Loulie al-Nazari is the Midnight Merchant: a criminal who, with the help of her jinn bodyguard, hunts and sells illegal magic. When she saves the life of a cowardly prince, she draws the attention of his powerful father, the sultan, who blackmails her into finding an ancient lamp that has the power to revive the barren land—at the cost of sacrificing all jinn.
With no choice but to obey or be executed, Loulie journeys with the sultan’s oldest son to find the artifact. Aided by her bodyguard, who has secrets of his own, they must survive ghoul attacks, outwit a vengeful jinn queen, and confront a malicious killer from Loulie’s past.
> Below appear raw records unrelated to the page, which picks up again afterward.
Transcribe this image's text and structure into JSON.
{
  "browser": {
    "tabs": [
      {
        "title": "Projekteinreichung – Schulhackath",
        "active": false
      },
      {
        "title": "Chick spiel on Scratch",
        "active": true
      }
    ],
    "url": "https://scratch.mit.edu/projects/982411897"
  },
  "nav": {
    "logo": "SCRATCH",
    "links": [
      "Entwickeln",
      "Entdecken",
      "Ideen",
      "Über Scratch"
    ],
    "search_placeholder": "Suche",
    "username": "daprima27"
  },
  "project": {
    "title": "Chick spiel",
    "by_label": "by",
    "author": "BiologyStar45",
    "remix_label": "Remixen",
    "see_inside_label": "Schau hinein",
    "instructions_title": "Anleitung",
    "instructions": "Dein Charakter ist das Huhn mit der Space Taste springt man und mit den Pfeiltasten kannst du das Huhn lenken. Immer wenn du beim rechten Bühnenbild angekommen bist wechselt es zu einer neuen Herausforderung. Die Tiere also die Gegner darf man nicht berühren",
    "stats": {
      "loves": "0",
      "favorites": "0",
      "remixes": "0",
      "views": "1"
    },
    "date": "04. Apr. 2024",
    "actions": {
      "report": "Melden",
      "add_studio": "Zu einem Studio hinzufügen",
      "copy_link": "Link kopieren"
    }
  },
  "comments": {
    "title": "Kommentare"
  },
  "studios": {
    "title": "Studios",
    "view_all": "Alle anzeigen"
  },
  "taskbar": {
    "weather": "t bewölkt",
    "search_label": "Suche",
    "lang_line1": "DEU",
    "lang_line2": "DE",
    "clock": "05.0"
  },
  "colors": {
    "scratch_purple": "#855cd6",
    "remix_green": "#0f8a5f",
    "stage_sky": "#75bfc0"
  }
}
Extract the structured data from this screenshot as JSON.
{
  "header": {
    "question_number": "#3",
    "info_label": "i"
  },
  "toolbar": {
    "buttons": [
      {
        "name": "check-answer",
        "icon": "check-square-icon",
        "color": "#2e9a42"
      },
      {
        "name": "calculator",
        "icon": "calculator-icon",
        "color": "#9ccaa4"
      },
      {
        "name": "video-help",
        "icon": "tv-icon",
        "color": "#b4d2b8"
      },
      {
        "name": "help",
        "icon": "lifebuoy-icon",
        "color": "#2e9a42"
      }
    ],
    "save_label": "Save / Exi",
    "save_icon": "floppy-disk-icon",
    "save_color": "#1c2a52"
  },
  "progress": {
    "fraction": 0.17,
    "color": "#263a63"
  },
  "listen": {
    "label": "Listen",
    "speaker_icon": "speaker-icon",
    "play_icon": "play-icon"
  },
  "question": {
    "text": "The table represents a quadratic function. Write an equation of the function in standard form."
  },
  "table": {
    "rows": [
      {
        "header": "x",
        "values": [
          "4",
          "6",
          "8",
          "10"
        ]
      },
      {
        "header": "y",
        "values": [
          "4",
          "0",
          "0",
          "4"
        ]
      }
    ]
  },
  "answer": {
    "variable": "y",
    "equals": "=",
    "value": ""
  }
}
And, in a world where story is reality and illusion is truth, Loulie will discover that everything—her enemy, her magic, even her own past—is not what it seems, and she must decide who she will become in this new reality.
Inspired by stories from One Thousand and One Nights, The Stardust Thief weaves the gripping tale of a legendary smuggler, a cowardly prince, and a dangerous quest across the desert to find a legendary, magical lamp.
Browsing bookish social media and the email newsletters from The Bookseller, there are occasions where I’ll read a news snippet about a book that has been snapped up by a publisher. These stories are often accompanied by a brief summary about the book and, if they sound good, I’ll pop them on my list of books to look out for. The Stardust Thief was one of these books. Months later, when I saw it pop up on Netgalley, I sent a request straight away, and was delighted to be approved.
I loved this book and reading it has been a great experience. It took me bloody ages to read it, because I was savouring it; I loved spending time in this world and with these characters created by Chelsea Abdullah.
The Stardust Thief is the first part of a trilogy, The Sandsea Trilogy, and is inspired by “A Thousand and One Nights”. I absolutely loved the world that has been built by Abdullah using this inspiration. Everyone knows the story of Aladdin, and may remember the Forty Thieves. Familiar snippets of these, and perhaps other tales from ATAON, are weaved into the story, it told in a different way to what we’ve heard before.
I’m looking forward to seeing more of the characters in the next instalment. I feel like we got to know Loulie and Mazen best but I feel like there’s much more to discover about Aisha, and I’m looking forward to seeing more about how she deals with what happens to her in this instalment. Qadir clearly had his secrets, and whilst some of them were revealed in this book, I can’t wait to see what else there is to learn both about him, and the jinn world on the whole. I was intrigued by Omar, but also Hakim. We didn’t see much of him, but I wonder if he, and his maps, will be back.
Apart from the story itself, this book is going to change the way I read for a while. Whilst reading it, it made me realise that I haven’t read enough fantasy recently. I’ll read most genres, but I feel like fantasy is the most “me” genre, the one I love the most, the one I go back to all the time and the one where all of my favourites lie. This can be what might be traditionally thought of as “fantasy”, i.e. books like The Stardust Thief that are set in a fantastical world of the author’s making, but also books set in our world but with a fantasy element, like The Time Traveler’s Wife – okay, that might be more of a sci-fi element but you get my meaning!
I have some eARCs to read and other bookish commitments, and there are authors I enjoy who don’t write in this genre who I’ll be picking up in the next few months but I think my free/mood reading time is definitely going to be spent more in the fantasy genre than it has been.